Now I was nervous.  I stepped out and called out to her and heard only more growling and now scurrying sounds from the brush behind the woodshed.  Suddenly I saw something furry and low moving toward me.  Now I yelped.

Hoping my shriek had roused the Big Guy, I skedaddled back to the door, calling for Katie as I retreated.  Katie, however, was braver (or dumber) than I and came around the other side of the shed, zeroing in on her quarry.  At first I thought it was a raccoon and considered rousing the Big Guy to get his gun, but, worried that it would be too late and risk hitting Katie, I instead grabbed my umbrella and charged outside.

I knew tangling with a raccoon was stupid.  They’re not necessarily rabid here in the woods, but they can be ornery, and I was a little relieved when I got close enough to see that Katie’s prey was a porcupine.  As far as the dog was concerned, however, the porcupine wasn’t much better.
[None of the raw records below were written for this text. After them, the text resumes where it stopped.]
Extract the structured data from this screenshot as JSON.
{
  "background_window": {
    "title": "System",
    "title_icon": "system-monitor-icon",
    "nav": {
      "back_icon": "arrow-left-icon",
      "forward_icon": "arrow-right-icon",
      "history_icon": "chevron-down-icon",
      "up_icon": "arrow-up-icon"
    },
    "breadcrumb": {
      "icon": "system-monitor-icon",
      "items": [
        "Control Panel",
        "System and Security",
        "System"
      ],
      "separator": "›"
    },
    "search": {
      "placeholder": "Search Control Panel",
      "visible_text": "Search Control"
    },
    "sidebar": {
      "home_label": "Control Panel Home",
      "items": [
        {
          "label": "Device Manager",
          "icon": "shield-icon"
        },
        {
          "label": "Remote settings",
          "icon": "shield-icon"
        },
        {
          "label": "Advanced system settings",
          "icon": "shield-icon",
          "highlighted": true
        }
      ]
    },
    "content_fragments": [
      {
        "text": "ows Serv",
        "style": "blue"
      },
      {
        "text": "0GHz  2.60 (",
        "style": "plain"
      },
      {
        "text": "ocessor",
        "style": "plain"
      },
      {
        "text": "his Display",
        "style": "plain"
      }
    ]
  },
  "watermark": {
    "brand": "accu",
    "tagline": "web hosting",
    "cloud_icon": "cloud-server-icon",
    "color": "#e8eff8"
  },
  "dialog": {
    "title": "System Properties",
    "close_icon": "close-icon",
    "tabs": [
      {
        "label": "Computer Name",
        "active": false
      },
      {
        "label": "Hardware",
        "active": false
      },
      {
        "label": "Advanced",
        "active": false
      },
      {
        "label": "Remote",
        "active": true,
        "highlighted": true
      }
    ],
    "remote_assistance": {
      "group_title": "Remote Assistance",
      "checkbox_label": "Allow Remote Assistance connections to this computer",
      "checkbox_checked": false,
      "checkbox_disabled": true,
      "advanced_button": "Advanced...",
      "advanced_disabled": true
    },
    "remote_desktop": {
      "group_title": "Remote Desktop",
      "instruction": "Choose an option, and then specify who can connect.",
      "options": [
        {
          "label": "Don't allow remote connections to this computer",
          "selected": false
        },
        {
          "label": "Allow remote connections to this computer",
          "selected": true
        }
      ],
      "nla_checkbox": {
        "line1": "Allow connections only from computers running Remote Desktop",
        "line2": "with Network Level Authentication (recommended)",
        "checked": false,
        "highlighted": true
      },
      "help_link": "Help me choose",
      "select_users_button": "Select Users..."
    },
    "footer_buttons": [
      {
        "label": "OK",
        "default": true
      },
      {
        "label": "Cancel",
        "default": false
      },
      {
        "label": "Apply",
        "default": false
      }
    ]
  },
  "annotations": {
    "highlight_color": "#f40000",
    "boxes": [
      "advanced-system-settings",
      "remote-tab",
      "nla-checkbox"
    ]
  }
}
Our last dog had a couple (very expensive) run-ins with a porcupine or two, and I knew I had to get between Katie and the terrified critter.  Doing my best lion-tamer imitation, I kept the open umbrella between me and the fanned-out quills and tried to get Katie to leave off the chase.

There were a few shrieks (me) and lots of barking, and I kept hoping the Big Guy would come to my rescue.  But the pull of the Venus Fly-Trap was way too strong (and our house way too sound proof), and for those few tense minutes while I soothed and disciplined Katie, I was on my own.

Katie came into the house with a few quills in her mouth and, what I’m sure will be a short-lived but painful lesson about picking her prey.  My lesson will stay with me, however.  It is part of a long education that has already seen a few scary tests.

Largely due to our spotty and often abysmal health insurance situation a few years ago, the Big Guy went through a series of health care issues that became crises, two of them life-threatening.  One event led to a week in Intensive Care, and the second sent him to the ER with an infection that nearly cost him his leg and even his life.  While he fought so did I.  Once he was in recovery, however, and my adrenalin receded, I remained in crisis management mode.

I spent the next few years trying to anticipate and plan for any disaster that would leave me as the sole caretaker of two kids, and that planning often had me wondering how I would get on without my partner in crime.  I now know that the constant attention to that safety net took away a lot of the joy of being with my husband, but when it became less panicked, being prepared was – and is – a source of confidence.

Now, I may be temporarily terrified when wielding my umbrella against the creatures of the forest, but I know that somewhere in there I have the mettle to overcome the fear.  The fight is over, and I’m not obsessing about the next porcupine – or the next crisis.  I know whatever comes – crisis or critter – I can handle it.   And the foremost part of handling any of it is not to live in fear of what may come.